» Task to carry out
Only lines holding "Downloads" are wanted; copy each of them from the records below.

» Exercise material
────────

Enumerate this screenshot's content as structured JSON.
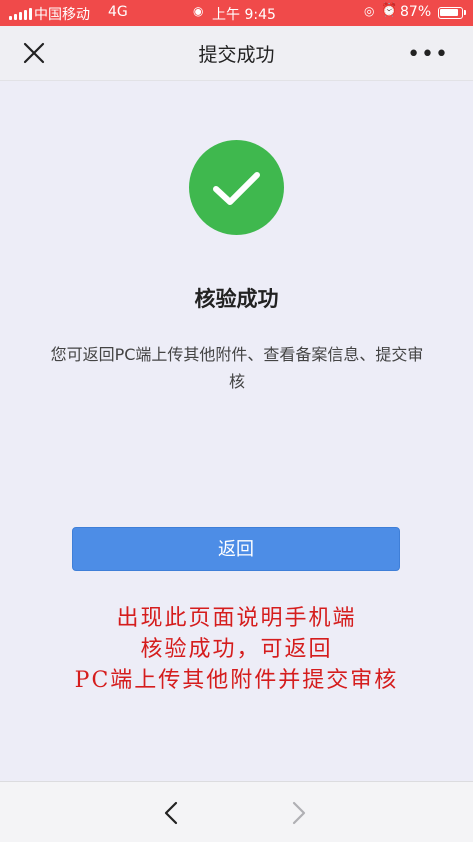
{
  "status_bar": {
    "carrier": "中国移动",
    "network": "4G",
    "time": "上午 9:45",
    "battery": "87%"
  },
  "nav": {
    "title": "提交成功",
    "close_icon": "close-icon",
    "more_icon": "more-icon"
  },
  "main": {
    "heading": "核验成功",
    "description": "您可返回PC端上传其他附件、查看备案信息、提交审核",
    "button_label": "返回",
    "success_icon": "check-circle-icon"
  },
  "annotation": {
    "lines": [
      "出现此页面说明手机端",
      "核验成功，可返回",
      "PC端上传其他附件并提交审核"
    ]
  },
  "colors": {
    "status_bar": "#f04a4a",
    "success": "#3fb84e",
    "button": "#4d8de6",
    "annotation": "#d51d1d"
  }
}
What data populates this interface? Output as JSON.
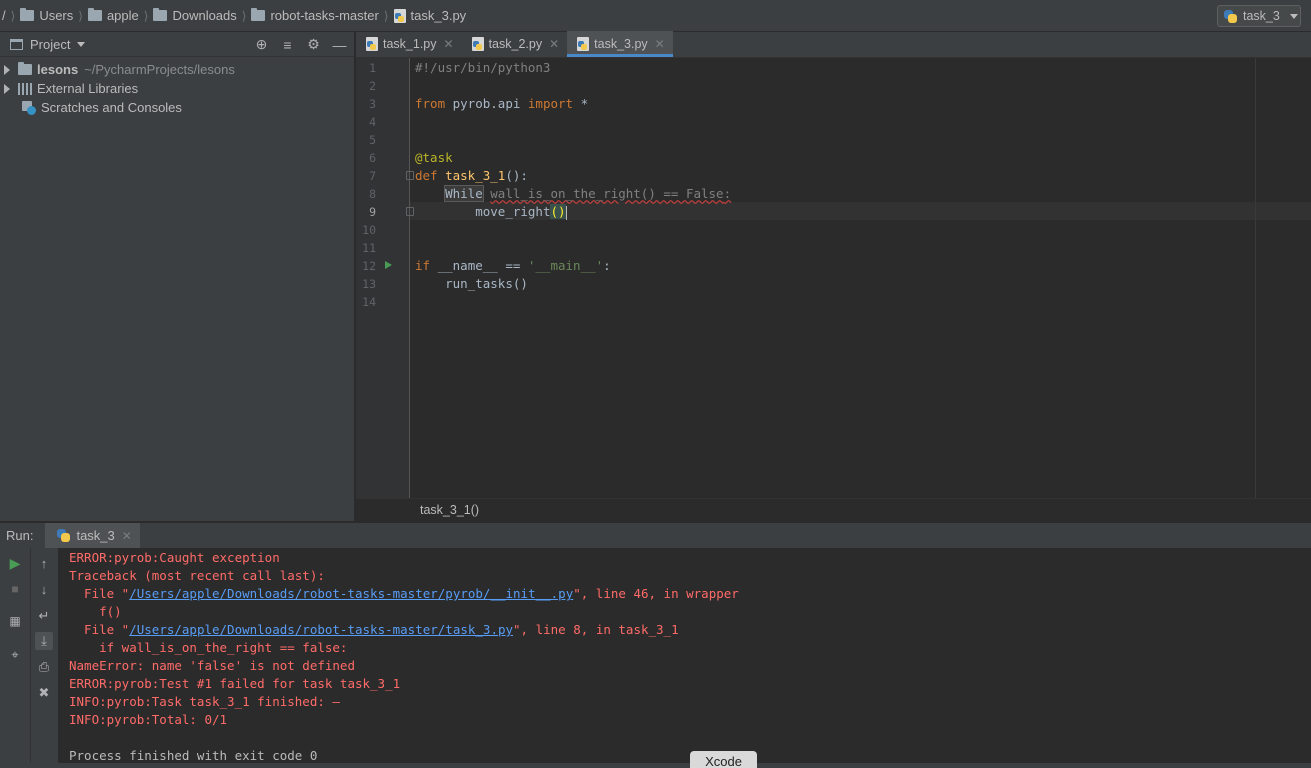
{
  "breadcrumb": {
    "root": "/",
    "items": [
      "Users",
      "apple",
      "Downloads",
      "robot-tasks-master"
    ],
    "file": "task_3.py"
  },
  "run_config": {
    "label": "task_3"
  },
  "project_panel": {
    "title": "Project",
    "tree": [
      {
        "label": "lesons",
        "hint": "~/PycharmProjects/lesons"
      },
      {
        "label": "External Libraries"
      },
      {
        "label": "Scratches and Consoles"
      }
    ]
  },
  "editor": {
    "tabs": [
      {
        "label": "task_1.py",
        "active": false
      },
      {
        "label": "task_2.py",
        "active": false
      },
      {
        "label": "task_3.py",
        "active": true
      }
    ],
    "line_numbers": [
      "1",
      "2",
      "3",
      "4",
      "5",
      "6",
      "7",
      "8",
      "9",
      "10",
      "11",
      "12",
      "13",
      "14"
    ],
    "code": {
      "l1": "#!/usr/bin/python3",
      "l3_kw1": "from",
      "l3_mod": " pyrob.api ",
      "l3_kw2": "import",
      "l3_rest": " *",
      "l6": "@task",
      "l7_kw": "def",
      "l7_fn": "task_3_1",
      "l7_rest": "():",
      "l8_while": "While",
      "l8_err": "wall_is_on_the_right() == False",
      "l8_colon": ":",
      "l9": "move_right",
      "l9_paren": "()",
      "l12_kw": "if",
      "l12_mid": " __name__ == ",
      "l12_str": "'__main__'",
      "l12_colon": ":",
      "l13": "run_tasks()"
    },
    "breadcrumb_footer": "task_3_1()"
  },
  "run_panel": {
    "title": "Run:",
    "tab_label": "task_3",
    "console": {
      "l1": "ERROR:pyrob:Caught exception",
      "l2": "Traceback (most recent call last):",
      "l3_pre": "  File \"",
      "l3_link": "/Users/apple/Downloads/robot-tasks-master/pyrob/__init__.py",
      "l3_post": "\", line 46, in wrapper",
      "l4": "    f()",
      "l5_pre": "  File \"",
      "l5_link": "/Users/apple/Downloads/robot-tasks-master/task_3.py",
      "l5_post": "\", line 8, in task_3_1",
      "l6": "    if wall_is_on_the_right == false:",
      "l7": "NameError: name 'false' is not defined",
      "l8": "ERROR:pyrob:Test #1 failed for task task_3_1",
      "l9": "INFO:pyrob:Task task_3_1 finished: —",
      "l10": "INFO:pyrob:Total: 0/1",
      "l11": "",
      "l12": "Process finished with exit code 0"
    }
  },
  "dock_tooltip": "Xcode",
  "colors": {
    "keyword": "#cc7832",
    "function": "#ffc66d",
    "decorator": "#bbb529",
    "string": "#6a8759",
    "error_text": "#ff6b68",
    "link": "#589df6",
    "active_tab_underline": "#4a88c7"
  }
}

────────

» Reply
      "Downloads",
      "l3_link": "/Users/apple/Downloads/robot-tasks-master/pyrob/__init__.py",
      "l5_link": "/Users/apple/Downloads/robot-tasks-master/task_3.py",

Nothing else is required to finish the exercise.